Subscribe for 33¢ / day

Muscatine's head coach Gary Belger talks to players during a timeout in a game earlier this season. Belger has the Muskies in their first state tournament in 16 seasons.

Andy Abeyta, Quad-City Times

MUSCATINE, Iowa —Muscatine boys basketball coach Gary Belger felt like the more he could get his players to envision it, the more likely it would come true.

He wanted the Muskies not only thinking about reaching state every day, but also every night when they went to sleep.

At 6:30 p.m. today, for the first time in 16 years, Muscatine will play a game in the Class 4A state tournament at Wells Fargo Arena in Des Moines. As the eighth seed, the Muskies face top-seeded Iowa City West.

“I talk a lot about dreaming,” Belger said. “When they’re getting ready to go to bed at night, all they’re thinking about is how they’re going to beat Linn-Mar or how they’re going to beat Iowa City West. That’s the only thought process in your mind. Nothing else clutters it.”

When he took the position two years ago, Belger passed up a $70,000 job opportunity in Houston. He was sold on the belief that within those first two years as head coach that Muscatine could make it to state.

“The big thing is I kept telling them that they’re going to get to the state tournament,” Belger said.

He delivered that message to his players before the season started.

He repeated it after a 19-point loss in the regular season finale at Pleasant Valley.

“It makes no difference. We’re getting there,” Belger said. “There’s going to be a way, and you just got to believe it’s going to happen and do the little things to make it happen. It played out right. … I felt for sure it was going to play out right.

“I wasn’t coming up here for these first two years here not to have it work.”

His visual coaching methods have been on display in practices and games, too. He wants his players to visualize everything before it happens.

“When you’re getting ready for the game, locked inside your mind, know your assignment,” Belger said. “You got to block out, that’s your focus. When you’re shooting a layup, you have to get some arc on it. You have to get your legs underneath you. Just little mental things.”

Senior Josh Hutton admitted that when Belger arrived, the players on the team thought he was a little crazy.

“He’s just an outgoing attitude, and we love it,” Hutton said. “He jokes around with us, and we have a lot of fun together. It’s nice. It keeps it lighthearted. Obviously he gets on us at time, but he’ll be the first one to make a joke, too.

“He’s found that balance for us where we have a lot of fun, but we work really hard, too.”

Belger's also found a way to turn the Muskies into a state tournament-caliber program and largely has done it on the fly with three new starters this season, constantly tweaking and making adjustments throughout an up-and-down season.

If something isn’t going right, Belger won’t wait to fix it. He proved that in the team’s 58-55 substate final win over Linn-Mar last Tuesday.

After using a man-to-man defense throughout the first quarter, Belger switched to a zone and suddenly a 16-14 deficit after the first eight minutes turned into a 29-22 halftime lead.

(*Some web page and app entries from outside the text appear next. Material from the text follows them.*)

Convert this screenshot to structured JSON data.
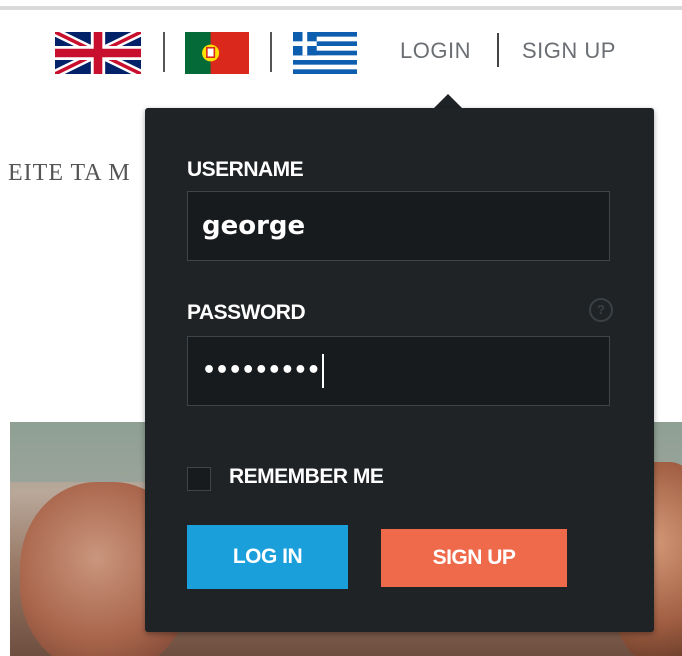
{
  "header": {
    "languages": [
      {
        "icon": "uk-flag-icon"
      },
      {
        "icon": "portugal-flag-icon"
      },
      {
        "icon": "greece-flag-icon"
      }
    ],
    "login_link": "LOGIN",
    "signup_link": "SIGN UP"
  },
  "background": {
    "partial_heading": "EITE TA M"
  },
  "login_dropdown": {
    "username_label": "USERNAME",
    "username_value": "george",
    "password_label": "PASSWORD",
    "password_value": "•••••••••",
    "help_icon": "?",
    "remember_label": "REMEMBER ME",
    "remember_checked": false,
    "login_button": "LOG IN",
    "signup_button": "SIGN UP"
  },
  "colors": {
    "dropdown_bg": "#1f2326",
    "login_button": "#1a9fdb",
    "signup_button": "#ee6a4a"
  }
}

“He came in, and we thought he was a little crazy,” Hutton said. “Obviously he got us (to state). He’s been everything for us. Everything from putting five guys on the same side of the floor against Assumption, and it works. He figures it out. We run a little something different every single game.

“He probably watches more tape than most college coaches do. He prepares us day in and day out. There’s a reason we got to state, and it has a lot to do with that guy.”

Now, Belger is preparing his team for a new situation.

He knows Muscatine (16-8) will have its hands full when it meets top-ranked Iowa City West (19-4) tonight for the first time since losing a substate final to the Trojans, 83-44, a year ago.

"We’ve been watching film, figuring out areas we think we can attack them, things that we think will work defensively," senior Joe Wieskamp said. "Just trying to get our minds right mentally.

"We’ll be playing on a big stage in front of a big crowd. I think it helped playing at the U.S. Cellular Center our last game. This will be another big arena, and I think we’ll be ready."